◆ DATASET ENTRIES
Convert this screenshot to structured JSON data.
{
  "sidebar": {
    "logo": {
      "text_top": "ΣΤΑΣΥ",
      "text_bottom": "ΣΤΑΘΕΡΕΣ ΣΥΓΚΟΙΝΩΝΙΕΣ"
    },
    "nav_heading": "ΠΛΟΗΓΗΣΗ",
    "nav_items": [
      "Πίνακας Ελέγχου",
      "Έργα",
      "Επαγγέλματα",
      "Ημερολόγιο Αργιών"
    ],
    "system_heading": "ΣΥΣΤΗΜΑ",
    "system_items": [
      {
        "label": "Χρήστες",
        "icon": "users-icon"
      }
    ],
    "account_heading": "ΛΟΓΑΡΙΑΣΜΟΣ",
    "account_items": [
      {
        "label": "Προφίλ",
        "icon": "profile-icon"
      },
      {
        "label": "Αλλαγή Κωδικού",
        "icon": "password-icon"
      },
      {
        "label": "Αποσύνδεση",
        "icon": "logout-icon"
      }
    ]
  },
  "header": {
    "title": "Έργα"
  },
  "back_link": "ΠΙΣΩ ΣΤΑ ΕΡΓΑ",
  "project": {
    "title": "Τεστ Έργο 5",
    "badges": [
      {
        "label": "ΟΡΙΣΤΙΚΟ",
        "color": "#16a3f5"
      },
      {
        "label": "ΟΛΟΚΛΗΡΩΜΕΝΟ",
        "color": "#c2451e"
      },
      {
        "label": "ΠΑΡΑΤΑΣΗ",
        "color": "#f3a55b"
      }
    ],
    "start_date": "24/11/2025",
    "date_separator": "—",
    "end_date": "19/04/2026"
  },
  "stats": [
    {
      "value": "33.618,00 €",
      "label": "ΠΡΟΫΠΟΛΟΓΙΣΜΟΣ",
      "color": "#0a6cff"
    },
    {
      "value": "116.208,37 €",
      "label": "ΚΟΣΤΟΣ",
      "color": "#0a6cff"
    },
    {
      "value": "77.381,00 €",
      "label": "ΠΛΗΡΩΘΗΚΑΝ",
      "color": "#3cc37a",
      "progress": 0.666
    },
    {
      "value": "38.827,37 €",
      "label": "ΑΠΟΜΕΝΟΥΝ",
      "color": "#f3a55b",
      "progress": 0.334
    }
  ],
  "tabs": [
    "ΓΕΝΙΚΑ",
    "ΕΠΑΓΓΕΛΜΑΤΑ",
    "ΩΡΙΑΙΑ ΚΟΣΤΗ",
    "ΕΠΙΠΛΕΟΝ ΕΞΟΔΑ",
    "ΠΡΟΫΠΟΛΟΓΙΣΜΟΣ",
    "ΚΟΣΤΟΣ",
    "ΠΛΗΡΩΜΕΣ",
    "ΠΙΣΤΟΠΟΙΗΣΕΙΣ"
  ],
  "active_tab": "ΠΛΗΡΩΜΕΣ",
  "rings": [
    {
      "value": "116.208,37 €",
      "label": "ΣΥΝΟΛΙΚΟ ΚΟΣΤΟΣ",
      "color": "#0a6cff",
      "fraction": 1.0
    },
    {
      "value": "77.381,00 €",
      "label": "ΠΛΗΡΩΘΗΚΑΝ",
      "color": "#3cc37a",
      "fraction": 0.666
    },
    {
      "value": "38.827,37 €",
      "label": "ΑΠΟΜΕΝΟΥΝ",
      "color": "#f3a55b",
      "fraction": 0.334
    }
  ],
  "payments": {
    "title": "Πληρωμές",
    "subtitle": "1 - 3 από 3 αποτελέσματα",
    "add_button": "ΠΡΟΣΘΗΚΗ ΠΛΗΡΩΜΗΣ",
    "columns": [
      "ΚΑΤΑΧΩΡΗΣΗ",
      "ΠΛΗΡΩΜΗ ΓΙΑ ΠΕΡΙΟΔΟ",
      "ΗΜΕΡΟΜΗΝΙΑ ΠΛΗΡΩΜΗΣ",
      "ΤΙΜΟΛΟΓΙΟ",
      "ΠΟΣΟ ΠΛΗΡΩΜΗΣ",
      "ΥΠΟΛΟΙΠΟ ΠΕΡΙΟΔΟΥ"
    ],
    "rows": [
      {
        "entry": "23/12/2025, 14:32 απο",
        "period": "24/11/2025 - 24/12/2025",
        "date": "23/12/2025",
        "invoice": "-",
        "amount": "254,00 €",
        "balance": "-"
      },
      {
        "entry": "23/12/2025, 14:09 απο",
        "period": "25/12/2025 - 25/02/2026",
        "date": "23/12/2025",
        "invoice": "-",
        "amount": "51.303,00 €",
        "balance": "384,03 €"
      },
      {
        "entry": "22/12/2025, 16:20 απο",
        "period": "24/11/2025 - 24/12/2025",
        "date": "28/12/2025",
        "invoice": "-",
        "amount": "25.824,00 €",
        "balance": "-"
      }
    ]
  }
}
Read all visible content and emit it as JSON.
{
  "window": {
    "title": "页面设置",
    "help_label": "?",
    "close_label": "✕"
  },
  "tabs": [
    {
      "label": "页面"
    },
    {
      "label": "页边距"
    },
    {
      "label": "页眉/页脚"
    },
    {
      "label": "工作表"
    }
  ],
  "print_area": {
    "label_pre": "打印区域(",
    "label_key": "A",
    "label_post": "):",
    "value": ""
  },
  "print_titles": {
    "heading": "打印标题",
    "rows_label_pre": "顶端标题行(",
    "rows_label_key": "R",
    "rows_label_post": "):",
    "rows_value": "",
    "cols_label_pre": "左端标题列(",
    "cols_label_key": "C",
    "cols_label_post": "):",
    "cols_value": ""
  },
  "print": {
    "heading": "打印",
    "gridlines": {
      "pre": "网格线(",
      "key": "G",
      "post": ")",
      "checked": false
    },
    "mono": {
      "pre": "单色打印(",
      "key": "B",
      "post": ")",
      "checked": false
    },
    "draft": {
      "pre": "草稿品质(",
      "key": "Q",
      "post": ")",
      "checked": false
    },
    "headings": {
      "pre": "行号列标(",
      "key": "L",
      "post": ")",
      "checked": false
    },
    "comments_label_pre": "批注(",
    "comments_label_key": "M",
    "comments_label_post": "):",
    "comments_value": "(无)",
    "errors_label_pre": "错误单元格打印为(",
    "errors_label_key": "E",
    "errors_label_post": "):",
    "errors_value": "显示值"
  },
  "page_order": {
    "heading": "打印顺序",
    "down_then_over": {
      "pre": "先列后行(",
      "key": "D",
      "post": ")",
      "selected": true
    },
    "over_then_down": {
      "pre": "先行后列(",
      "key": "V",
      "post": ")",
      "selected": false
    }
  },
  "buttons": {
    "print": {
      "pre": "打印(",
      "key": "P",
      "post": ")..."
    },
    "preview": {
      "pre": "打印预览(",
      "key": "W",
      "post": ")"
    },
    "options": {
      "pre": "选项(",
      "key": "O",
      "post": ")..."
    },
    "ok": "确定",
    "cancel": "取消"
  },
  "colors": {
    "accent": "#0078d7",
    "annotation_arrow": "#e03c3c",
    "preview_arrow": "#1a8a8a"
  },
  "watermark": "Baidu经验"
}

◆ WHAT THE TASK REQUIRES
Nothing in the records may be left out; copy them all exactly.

◆ SOLVED PROBLEM
Convert this screenshot to structured JSON data.
{
  "sidebar": {
    "logo": {
      "text_top": "ΣΤΑΣΥ",
      "text_bottom": "ΣΤΑΘΕΡΕΣ ΣΥΓΚΟΙΝΩΝΙΕΣ"
    },
    "nav_heading": "ΠΛΟΗΓΗΣΗ",
    "nav_items": [
      "Πίνακας Ελέγχου",
      "Έργα",
      "Επαγγέλματα",
      "Ημερολόγιο Αργιών"
    ],
    "system_heading": "ΣΥΣΤΗΜΑ",
    "system_items": [
      {
        "label": "Χρήστες",
        "icon": "users-icon"
      }
    ],
    "account_heading": "ΛΟΓΑΡΙΑΣΜΟΣ",
    "account_items": [
      {
        "label": "Προφίλ",
        "icon": "profile-icon"
      },
      {
        "label": "Αλλαγή Κωδικού",
        "icon": "password-icon"
      },
      {
        "label": "Αποσύνδεση",
        "icon": "logout-icon"
      }
    ]
  },
  "header": {
    "title": "Έργα"
  },
  "back_link": "ΠΙΣΩ ΣΤΑ ΕΡΓΑ",
  "project": {
    "title": "Τεστ Έργο 5",
    "badges": [
      {
        "label": "ΟΡΙΣΤΙΚΟ",
        "color": "#16a3f5"
      },
      {
        "label": "ΟΛΟΚΛΗΡΩΜΕΝΟ",
        "color": "#c2451e"
      },
      {
        "label": "ΠΑΡΑΤΑΣΗ",
        "color": "#f3a55b"
      }
    ],
    "start_date": "24/11/2025",
    "date_separator": "—",
    "end_date": "19/04/2026"
  },
  "stats": [
    {
      "value": "33.618,00 €",
      "label": "ΠΡΟΫΠΟΛΟΓΙΣΜΟΣ",
      "color": "#0a6cff"
    },
    {
      "value": "116.208,37 €",
      "label": "ΚΟΣΤΟΣ",
      "color": "#0a6cff"
    },
    {
      "value": "77.381,00 €",
      "label": "ΠΛΗΡΩΘΗΚΑΝ",
      "color": "#3cc37a",
      "progress": 0.666
    },
    {
      "value": "38.827,37 €",
      "label": "ΑΠΟΜΕΝΟΥΝ",
      "color": "#f3a55b",
      "progress": 0.334
    }
  ],
  "tabs": [
    "ΓΕΝΙΚΑ",
    "ΕΠΑΓΓΕΛΜΑΤΑ",
    "ΩΡΙΑΙΑ ΚΟΣΤΗ",
    "ΕΠΙΠΛΕΟΝ ΕΞΟΔΑ",
    "ΠΡΟΫΠΟΛΟΓΙΣΜΟΣ",
    "ΚΟΣΤΟΣ",
    "ΠΛΗΡΩΜΕΣ",
    "ΠΙΣΤΟΠΟΙΗΣΕΙΣ"
  ],
  "active_tab": "ΠΛΗΡΩΜΕΣ",
  "rings": [
    {
      "value": "116.208,37 €",
      "label": "ΣΥΝΟΛΙΚΟ ΚΟΣΤΟΣ",
      "color": "#0a6cff",
      "fraction": 1.0
    },
    {
      "value": "77.381,00 €",
      "label": "ΠΛΗΡΩΘΗΚΑΝ",
      "color": "#3cc37a",
      "fraction": 0.666
    },
    {
      "value": "38.827,37 €",
      "label": "ΑΠΟΜΕΝΟΥΝ",
      "color": "#f3a55b",
      "fraction": 0.334
    }
  ],
  "payments": {
    "title": "Πληρωμές",
    "subtitle": "1 - 3 από 3 αποτελέσματα",
    "add_button": "ΠΡΟΣΘΗΚΗ ΠΛΗΡΩΜΗΣ",
    "columns": [
      "ΚΑΤΑΧΩΡΗΣΗ",
      "ΠΛΗΡΩΜΗ ΓΙΑ ΠΕΡΙΟΔΟ",
      "ΗΜΕΡΟΜΗΝΙΑ ΠΛΗΡΩΜΗΣ",
      "ΤΙΜΟΛΟΓΙΟ",
      "ΠΟΣΟ ΠΛΗΡΩΜΗΣ",
      "ΥΠΟΛΟΙΠΟ ΠΕΡΙΟΔΟΥ"
    ],
    "rows": [
      {
        "entry": "23/12/2025, 14:32 απο",
        "period": "24/11/2025 - 24/12/2025",
        "date": "23/12/2025",
        "invoice": "-",
        "amount": "254,00 €",
        "balance": "-"
      },
      {
        "entry": "23/12/2025, 14:09 απο",
        "period": "25/12/2025 - 25/02/2026",
        "date": "23/12/2025",
        "invoice": "-",
        "amount": "51.303,00 €",
        "balance": "384,03 €"
      },
      {
        "entry": "22/12/2025, 16:20 απο",
        "period": "24/11/2025 - 24/12/2025",
        "date": "28/12/2025",
        "invoice": "-",
        "amount": "25.824,00 €",
        "balance": "-"
      }
    ]
  }
}
Read all visible content and emit it as JSON.
{
  "window": {
    "title": "页面设置",
    "help_label": "?",
    "close_label": "✕"
  },
  "tabs": [
    {
      "label": "页面"
    },
    {
      "label": "页边距"
    },
    {
      "label": "页眉/页脚"
    },
    {
      "label": "工作表"
    }
  ],
  "print_area": {
    "label_pre": "打印区域(",
    "label_key": "A",
    "label_post": "):",
    "value": ""
  },
  "print_titles": {
    "heading": "打印标题",
    "rows_label_pre": "顶端标题行(",
    "rows_label_key": "R",
    "rows_label_post": "):",
    "rows_value": "",
    "cols_label_pre": "左端标题列(",
    "cols_label_key": "C",
    "cols_label_post": "):",
    "cols_value": ""
  },
  "print": {
    "heading": "打印",
    "gridlines": {
      "pre": "网格线(",
      "key": "G",
      "post": ")",
      "checked": false
    },
    "mono": {
      "pre": "单色打印(",
      "key": "B",
      "post": ")",
      "checked": false
    },
    "draft": {
      "pre": "草稿品质(",
      "key": "Q",
      "post": ")",
      "checked": false
    },
    "headings": {
      "pre": "行号列标(",
      "key": "L",
      "post": ")",
      "checked": false
    },
    "comments_label_pre": "批注(",
    "comments_label_key": "M",
    "comments_label_post": "):",
    "comments_value": "(无)",
    "errors_label_pre": "错误单元格打印为(",
    "errors_label_key": "E",
    "errors_label_post": "):",
    "errors_value": "显示值"
  },
  "page_order": {
    "heading": "打印顺序",
    "down_then_over": {
      "pre": "先列后行(",
      "key": "D",
      "post": ")",
      "selected": true
    },
    "over_then_down": {
      "pre": "先行后列(",
      "key": "V",
      "post": ")",
      "selected": false
    }
  },
  "buttons": {
    "print": {
      "pre": "打印(",
      "key": "P",
      "post": ")..."
    },
    "preview": {
      "pre": "打印预览(",
      "key": "W",
      "post": ")"
    },
    "options": {
      "pre": "选项(",
      "key": "O",
      "post": ")..."
    },
    "ok": "确定",
    "cancel": "取消"
  },
  "colors": {
    "accent": "#0078d7",
    "annotation_arrow": "#e03c3c",
    "preview_arrow": "#1a8a8a"
  },
  "watermark": "Baidu经验"
}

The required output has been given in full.